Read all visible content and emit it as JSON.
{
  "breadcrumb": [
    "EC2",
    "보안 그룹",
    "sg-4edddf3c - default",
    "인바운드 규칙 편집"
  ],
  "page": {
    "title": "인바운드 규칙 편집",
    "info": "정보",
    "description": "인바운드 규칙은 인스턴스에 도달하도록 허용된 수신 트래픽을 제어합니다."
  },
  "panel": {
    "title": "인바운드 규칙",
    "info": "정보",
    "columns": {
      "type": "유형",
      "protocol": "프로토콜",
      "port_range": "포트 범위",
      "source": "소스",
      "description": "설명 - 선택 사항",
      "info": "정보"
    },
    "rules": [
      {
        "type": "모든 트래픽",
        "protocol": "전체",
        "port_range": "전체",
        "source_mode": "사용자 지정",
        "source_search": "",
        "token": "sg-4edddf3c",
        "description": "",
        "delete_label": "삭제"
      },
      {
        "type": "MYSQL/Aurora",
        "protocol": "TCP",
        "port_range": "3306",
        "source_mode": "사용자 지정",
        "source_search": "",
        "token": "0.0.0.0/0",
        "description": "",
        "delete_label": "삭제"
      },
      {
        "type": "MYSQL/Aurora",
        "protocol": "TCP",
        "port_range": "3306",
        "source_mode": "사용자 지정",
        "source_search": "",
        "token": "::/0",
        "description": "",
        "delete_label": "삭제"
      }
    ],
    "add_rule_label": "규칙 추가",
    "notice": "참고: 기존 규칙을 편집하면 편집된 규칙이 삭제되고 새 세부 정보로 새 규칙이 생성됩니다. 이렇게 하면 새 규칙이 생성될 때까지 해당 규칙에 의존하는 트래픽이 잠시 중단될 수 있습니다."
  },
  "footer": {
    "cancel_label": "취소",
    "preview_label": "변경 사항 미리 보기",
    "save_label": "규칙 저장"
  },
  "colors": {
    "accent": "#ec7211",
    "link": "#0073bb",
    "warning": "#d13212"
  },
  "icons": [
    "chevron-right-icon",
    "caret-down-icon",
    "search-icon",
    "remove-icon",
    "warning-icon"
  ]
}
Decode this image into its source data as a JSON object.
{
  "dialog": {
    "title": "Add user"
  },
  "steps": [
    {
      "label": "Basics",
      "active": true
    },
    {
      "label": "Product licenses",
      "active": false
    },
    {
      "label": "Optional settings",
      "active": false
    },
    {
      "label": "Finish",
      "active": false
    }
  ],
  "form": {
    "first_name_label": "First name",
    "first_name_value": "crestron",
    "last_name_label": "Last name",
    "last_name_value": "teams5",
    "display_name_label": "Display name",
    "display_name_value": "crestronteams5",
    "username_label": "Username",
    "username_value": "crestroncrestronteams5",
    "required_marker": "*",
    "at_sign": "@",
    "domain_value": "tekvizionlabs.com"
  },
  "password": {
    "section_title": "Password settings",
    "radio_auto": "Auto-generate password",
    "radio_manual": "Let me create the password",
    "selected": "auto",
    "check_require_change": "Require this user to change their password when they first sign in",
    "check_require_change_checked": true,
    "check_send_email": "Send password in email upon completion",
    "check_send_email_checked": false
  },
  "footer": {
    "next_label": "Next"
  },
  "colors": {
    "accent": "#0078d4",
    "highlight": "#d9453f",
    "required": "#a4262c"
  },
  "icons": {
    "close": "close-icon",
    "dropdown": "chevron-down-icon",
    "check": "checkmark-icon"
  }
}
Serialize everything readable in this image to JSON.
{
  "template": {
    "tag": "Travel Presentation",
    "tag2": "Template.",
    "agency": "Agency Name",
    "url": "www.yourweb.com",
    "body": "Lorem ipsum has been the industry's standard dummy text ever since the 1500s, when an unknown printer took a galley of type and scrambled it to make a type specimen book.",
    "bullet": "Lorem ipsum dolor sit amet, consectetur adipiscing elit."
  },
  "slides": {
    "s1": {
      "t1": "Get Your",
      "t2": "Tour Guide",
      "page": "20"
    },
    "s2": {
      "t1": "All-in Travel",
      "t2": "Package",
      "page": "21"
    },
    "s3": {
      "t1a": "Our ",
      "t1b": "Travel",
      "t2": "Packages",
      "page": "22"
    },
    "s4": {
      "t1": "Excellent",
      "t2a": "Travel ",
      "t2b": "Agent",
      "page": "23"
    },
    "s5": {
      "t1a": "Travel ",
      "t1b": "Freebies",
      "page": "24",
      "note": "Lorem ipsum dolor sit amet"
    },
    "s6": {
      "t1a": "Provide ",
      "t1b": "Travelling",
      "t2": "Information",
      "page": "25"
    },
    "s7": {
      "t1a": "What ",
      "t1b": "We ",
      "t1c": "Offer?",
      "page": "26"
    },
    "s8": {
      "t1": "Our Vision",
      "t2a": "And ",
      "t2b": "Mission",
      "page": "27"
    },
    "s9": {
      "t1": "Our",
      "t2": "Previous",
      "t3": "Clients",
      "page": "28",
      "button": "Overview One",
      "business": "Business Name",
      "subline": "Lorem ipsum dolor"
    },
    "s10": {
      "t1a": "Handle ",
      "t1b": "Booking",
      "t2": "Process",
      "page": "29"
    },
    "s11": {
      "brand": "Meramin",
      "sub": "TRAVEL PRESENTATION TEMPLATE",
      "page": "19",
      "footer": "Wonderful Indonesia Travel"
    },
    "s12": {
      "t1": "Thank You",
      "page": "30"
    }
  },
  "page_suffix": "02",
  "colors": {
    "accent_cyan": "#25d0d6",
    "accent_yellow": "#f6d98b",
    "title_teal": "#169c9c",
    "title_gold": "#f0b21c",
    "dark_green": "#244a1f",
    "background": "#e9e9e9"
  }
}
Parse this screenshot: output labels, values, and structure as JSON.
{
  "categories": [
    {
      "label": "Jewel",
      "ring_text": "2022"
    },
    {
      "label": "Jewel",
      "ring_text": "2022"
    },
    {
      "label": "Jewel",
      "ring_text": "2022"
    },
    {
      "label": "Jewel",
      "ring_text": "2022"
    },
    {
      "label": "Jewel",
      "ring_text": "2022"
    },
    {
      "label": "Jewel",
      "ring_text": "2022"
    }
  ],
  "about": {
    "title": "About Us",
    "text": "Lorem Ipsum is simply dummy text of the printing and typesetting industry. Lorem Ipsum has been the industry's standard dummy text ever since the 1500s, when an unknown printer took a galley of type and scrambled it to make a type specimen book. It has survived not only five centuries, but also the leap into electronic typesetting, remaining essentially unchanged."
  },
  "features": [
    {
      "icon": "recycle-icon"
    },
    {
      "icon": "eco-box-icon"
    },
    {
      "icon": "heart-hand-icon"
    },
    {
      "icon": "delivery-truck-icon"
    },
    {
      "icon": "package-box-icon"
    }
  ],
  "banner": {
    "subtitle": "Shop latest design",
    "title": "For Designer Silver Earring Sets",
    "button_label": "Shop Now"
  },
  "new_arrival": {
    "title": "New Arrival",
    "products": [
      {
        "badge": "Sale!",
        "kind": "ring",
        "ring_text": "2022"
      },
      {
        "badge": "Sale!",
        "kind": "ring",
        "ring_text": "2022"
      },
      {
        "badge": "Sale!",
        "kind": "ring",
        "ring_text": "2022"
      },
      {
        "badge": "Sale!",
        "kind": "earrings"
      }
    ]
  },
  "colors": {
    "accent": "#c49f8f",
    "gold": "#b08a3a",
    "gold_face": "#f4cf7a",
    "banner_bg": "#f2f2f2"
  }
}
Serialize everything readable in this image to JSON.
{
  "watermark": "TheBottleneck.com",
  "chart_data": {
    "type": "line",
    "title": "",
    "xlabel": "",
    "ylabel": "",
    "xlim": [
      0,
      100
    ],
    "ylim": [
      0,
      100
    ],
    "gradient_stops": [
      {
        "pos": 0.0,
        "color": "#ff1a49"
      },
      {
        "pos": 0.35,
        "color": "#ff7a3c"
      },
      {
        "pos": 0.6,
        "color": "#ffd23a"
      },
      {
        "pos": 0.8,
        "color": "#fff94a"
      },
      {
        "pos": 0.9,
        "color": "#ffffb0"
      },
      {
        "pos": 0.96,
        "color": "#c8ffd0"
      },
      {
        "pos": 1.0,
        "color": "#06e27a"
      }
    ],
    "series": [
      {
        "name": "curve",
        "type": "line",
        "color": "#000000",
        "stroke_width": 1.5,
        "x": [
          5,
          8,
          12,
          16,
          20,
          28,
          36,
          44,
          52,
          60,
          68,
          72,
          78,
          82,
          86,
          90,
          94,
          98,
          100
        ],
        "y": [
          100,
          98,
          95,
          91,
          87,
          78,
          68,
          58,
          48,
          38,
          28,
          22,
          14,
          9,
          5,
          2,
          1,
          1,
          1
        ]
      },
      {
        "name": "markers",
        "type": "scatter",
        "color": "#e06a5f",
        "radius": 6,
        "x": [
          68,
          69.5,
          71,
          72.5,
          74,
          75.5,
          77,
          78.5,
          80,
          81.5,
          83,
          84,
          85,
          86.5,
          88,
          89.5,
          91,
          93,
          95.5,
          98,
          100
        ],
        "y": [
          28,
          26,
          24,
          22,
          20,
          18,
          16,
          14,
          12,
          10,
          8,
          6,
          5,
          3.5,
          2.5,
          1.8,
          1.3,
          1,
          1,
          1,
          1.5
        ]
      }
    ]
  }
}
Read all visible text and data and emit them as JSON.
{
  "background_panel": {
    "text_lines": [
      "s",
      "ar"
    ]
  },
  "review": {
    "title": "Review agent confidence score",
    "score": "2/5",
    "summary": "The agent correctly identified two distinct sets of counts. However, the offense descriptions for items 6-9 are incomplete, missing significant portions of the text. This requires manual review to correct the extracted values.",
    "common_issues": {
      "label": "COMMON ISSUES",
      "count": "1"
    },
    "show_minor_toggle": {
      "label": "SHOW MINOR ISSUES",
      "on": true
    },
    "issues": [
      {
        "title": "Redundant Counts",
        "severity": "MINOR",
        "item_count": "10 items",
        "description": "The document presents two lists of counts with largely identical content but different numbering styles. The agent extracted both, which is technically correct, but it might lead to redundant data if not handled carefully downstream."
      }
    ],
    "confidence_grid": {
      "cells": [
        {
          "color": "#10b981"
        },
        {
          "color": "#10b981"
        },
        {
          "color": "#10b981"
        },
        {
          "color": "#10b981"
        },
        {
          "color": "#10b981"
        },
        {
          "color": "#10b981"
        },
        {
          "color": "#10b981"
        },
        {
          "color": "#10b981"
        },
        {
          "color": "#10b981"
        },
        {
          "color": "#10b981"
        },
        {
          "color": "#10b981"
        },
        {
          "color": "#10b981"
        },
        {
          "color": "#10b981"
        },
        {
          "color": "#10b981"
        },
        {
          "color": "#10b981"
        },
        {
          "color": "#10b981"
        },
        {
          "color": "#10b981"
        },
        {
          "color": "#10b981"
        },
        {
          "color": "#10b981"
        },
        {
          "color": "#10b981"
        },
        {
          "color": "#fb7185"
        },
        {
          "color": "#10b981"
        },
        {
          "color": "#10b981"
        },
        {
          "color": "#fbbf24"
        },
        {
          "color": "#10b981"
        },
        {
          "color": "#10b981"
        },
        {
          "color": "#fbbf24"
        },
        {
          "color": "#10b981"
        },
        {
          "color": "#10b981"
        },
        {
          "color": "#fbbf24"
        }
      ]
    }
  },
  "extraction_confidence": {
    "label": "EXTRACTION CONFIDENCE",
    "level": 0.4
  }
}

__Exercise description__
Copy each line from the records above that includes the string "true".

__Result of the task__
      "active": true
    "check_require_change_checked": true,
      "on": true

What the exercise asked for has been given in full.